UK and India announce investment deals worth over £1bn in key step towards free trade agreement
Institute of Export and International Trade | Article by William Barns-Graham
The UK and India have announced £1 billion of private-sector investment and committed to seek a free trade agreement (FTA) ahead of a virtual meeting between Prime Minister Boris Johnson and Indian leader Narendra Modi today (4 May).
In a government announcement this morning, the PM said: “In the decade ahead, with the help of the new partnership signed today and a comprehensive free trade agreement, we will double the value of our trading partnership with India and take the relationship between our two countries to new highs.”
Reuters reports that today’s £1bn package includes:
According to the BBC, the package announced today will also create about 6,000 new jobs across the UK.
Trade between the UK and India is already worth around £23 billion a year, supporting more than half-a-million jobs.
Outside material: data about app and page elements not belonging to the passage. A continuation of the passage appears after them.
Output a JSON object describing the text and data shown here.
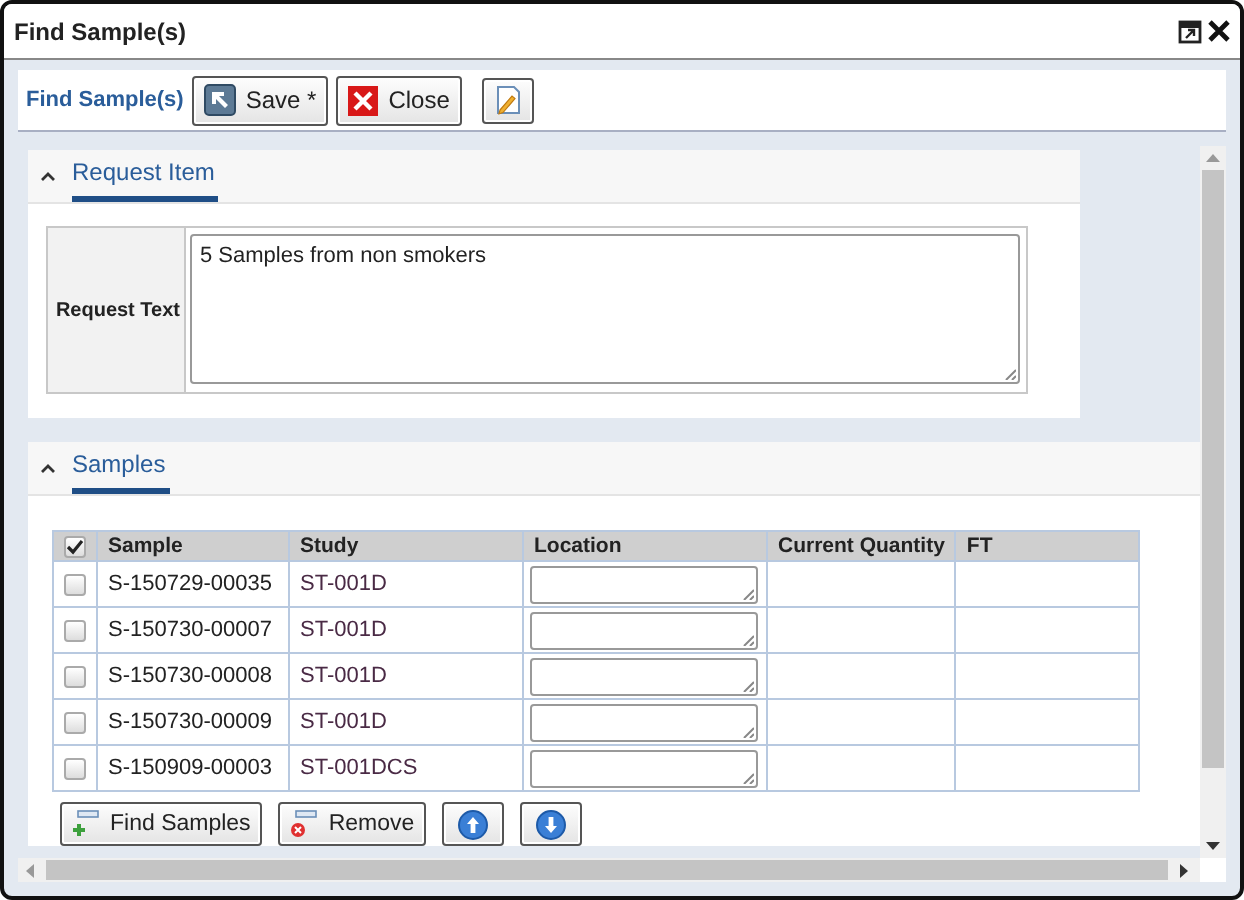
{
  "window": {
    "title": "Find Sample(s)"
  },
  "toolbar": {
    "title": "Find Sample(s)",
    "buttons": [
      {
        "kind": "save",
        "label": "Save *"
      },
      {
        "kind": "close",
        "label": "Close"
      },
      {
        "kind": "note"
      }
    ]
  },
  "request_item": {
    "heading": "Request Item",
    "expanded": true,
    "field_label": "Request Text",
    "value": "5 Samples from non smokers"
  },
  "samples": {
    "heading": "Samples",
    "expanded": true,
    "select_all_checked": true,
    "columns": [
      "Sample",
      "Study",
      "Location",
      "Current Quantity",
      "FT"
    ],
    "rows": [
      {
        "sample": "S-150729-00035",
        "study": "ST-001D",
        "checked": false
      },
      {
        "sample": "S-150730-00007",
        "study": "ST-001D",
        "checked": false
      },
      {
        "sample": "S-150730-00008",
        "study": "ST-001D",
        "checked": false
      },
      {
        "sample": "S-150730-00009",
        "study": "ST-001D",
        "checked": false
      },
      {
        "sample": "S-150909-00003",
        "study": "ST-001DCS",
        "checked": false
      }
    ],
    "buttons": [
      {
        "kind": "add",
        "label": "Find Samples"
      },
      {
        "kind": "remove",
        "label": "Remove"
      },
      {
        "kind": "up"
      },
      {
        "kind": "down"
      }
    ]
  }
}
The UK government has stated an ambition is to double trade between the two countries by 2030.
Johnson had cancelled a planned trade-boosting trip to India earlier this month because of the surge in Covid-19 cases in the country – the second cancellation after January’s trip was also delayed due to the pandemic.
However, it is hoped that an already agreed-to Enhanced Trade Partnership (ETP) between the countries will lead to a full free trade deal.
The finalised ETP will lift export barriers on goods ranging from British apples to medical devices and takes steps to open India’s legal services sector to UK firms.
In an article for the Institute of Economic Affairs, trade expert Shanker Singham said the UK may have the right combination of offensive and defensive flexibility to be able to secure a comprehensive FTA with India.
The government will look for access to India’s financial services and legal services sectors, as well as a tariff reduction for goods like Scotch whisky, he said.
India, on the other hand, will call for freedom of movement for people supplying services and a commitment not to ban Indian agriculture products.
Singham added that Boris Johnson will have to stress that “while the UK welcomes a deeper relationship with India, this will depend on whether India endorses, in both word and deed, property rights protection, market competition and open trade”.